choose kibble - though I have a few cats who would kill for raw meat.
Canned food is not liked by most of my cats - having the choice between
raw meat and canned food, raw meat wins every time. Kibble is always
accepted though.
Camilla

Camilla Baird
July 3rd 06, 10:51 AM
Rhonda wrote:
> Camilla Baird wrote:
>> In Denmark (where I am), good quality kibble is considered the best
>> basic food. Canned food and raw meat are treats. Most kibble contains
>> more fibres than most canned food - fibres keep the cat from feeling
>> hungry.
>
> I think the main problem is the carbs in dry food that are not part of
> their natural diet.
>
> I don't know about with cats, but carbs make me more hungry! Protein is
> what fills me up.
>
> Rhonda
>

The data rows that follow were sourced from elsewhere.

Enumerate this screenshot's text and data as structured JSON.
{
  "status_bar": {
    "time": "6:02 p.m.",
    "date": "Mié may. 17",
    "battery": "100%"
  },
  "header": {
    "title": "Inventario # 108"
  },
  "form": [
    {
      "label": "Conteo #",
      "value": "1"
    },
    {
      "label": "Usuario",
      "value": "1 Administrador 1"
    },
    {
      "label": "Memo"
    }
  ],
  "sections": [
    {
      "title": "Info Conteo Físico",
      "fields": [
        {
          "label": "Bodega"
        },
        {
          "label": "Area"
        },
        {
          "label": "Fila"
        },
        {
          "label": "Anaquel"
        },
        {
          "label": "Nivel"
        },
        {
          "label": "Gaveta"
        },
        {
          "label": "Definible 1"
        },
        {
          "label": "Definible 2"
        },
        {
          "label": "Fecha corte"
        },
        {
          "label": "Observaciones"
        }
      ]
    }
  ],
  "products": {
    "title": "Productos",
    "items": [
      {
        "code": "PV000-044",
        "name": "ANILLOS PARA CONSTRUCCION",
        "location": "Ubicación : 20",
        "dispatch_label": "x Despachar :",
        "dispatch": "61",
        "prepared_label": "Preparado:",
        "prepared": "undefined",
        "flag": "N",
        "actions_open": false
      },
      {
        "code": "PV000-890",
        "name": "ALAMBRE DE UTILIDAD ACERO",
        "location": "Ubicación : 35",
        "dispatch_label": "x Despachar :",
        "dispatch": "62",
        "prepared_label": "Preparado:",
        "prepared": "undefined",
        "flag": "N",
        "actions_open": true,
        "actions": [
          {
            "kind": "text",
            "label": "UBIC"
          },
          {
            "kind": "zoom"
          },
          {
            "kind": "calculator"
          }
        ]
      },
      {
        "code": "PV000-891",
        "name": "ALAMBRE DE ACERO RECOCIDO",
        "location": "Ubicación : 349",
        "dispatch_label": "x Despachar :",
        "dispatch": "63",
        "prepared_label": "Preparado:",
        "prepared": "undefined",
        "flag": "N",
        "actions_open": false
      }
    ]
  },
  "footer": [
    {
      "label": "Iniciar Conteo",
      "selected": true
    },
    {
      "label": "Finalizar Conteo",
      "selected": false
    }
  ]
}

You may be right :-)
All I know is that my cats eat less and are filled longer on kibble than
on canned food. raw meat fills them in a completely different way. ;-)
Camilla

Kiran
July 3rd 06, 12:46 PM
Camilla Baird > wrote:

: Interesting reading.
: However, given the choice between kibble and raw meat, most of my cats
: choose kibble - though I have a few cats who would kill for raw meat.
: Canned food is not liked by most of my cats - having the choice between
: raw meat and canned food, raw meat wins every time. Kibble is always
: accepted though.

Cats are creatures of habit. Whatever they are used to eating, unless
they will resist change, specially sudden change. (Many get addicted to
kibble because they start out in shelters or mills where kibble is what
is served out of convenience.) My cat eats a few kinds of canned and
one kind of kibble but she will probably refuse an abrupt change of
flavor or brand!

If you are convinced by the scientific arguments, you should introduce
some canned into their diet very gradually, eventually shooting for at
least 50% IMHO. Look for good quality chicken or turkey, low carbs, low
phosphorous. Such data is available at

http://www.geocities.com/jmpeerson/canfood.html

Kiran
July 3rd 06, 12:55 PM
Camilla Baird > wrote:

: ...

Just wanted to add that feeding raw diet exclusively requires a
different level of expertise and commitment and most people should not
attempt it. You may get the proteins right, but you are unlikely to get
all other nutrients right in the correct proportion. For most of us,
good commercial canned food is the best bet. However, pay attention to
low carb, low phosphorous, and stick to chicken/turkey. Beef, lamb,
seafood are unnatural for cats and should only be used as occasional
treats. One last thing, more expensive brands, especially "boutique"
kind are not always better, so do read the labels.

Camilla Baird
July 3rd 06, 11:01 PM
: Canned food is not liked by most of my cats - having the choice between

> If you are convinced by the scientific arguments, you should introduce
> some canned into their diet very gradually, eventually shooting for at
> least 50% IMHO. Look for good quality chicken or turkey, low carbs, low
> phosphorous. Such data is available at
>
> http://www.geocities.com/jmpeerson/canfood.html


I could be convinced by these arguments, but cats can't ;-) They will
eat some raw meat as a supplement to their kibble. They will eat the
cheapest canned food. The good quality canned food is snubbed. ;-)
Camilla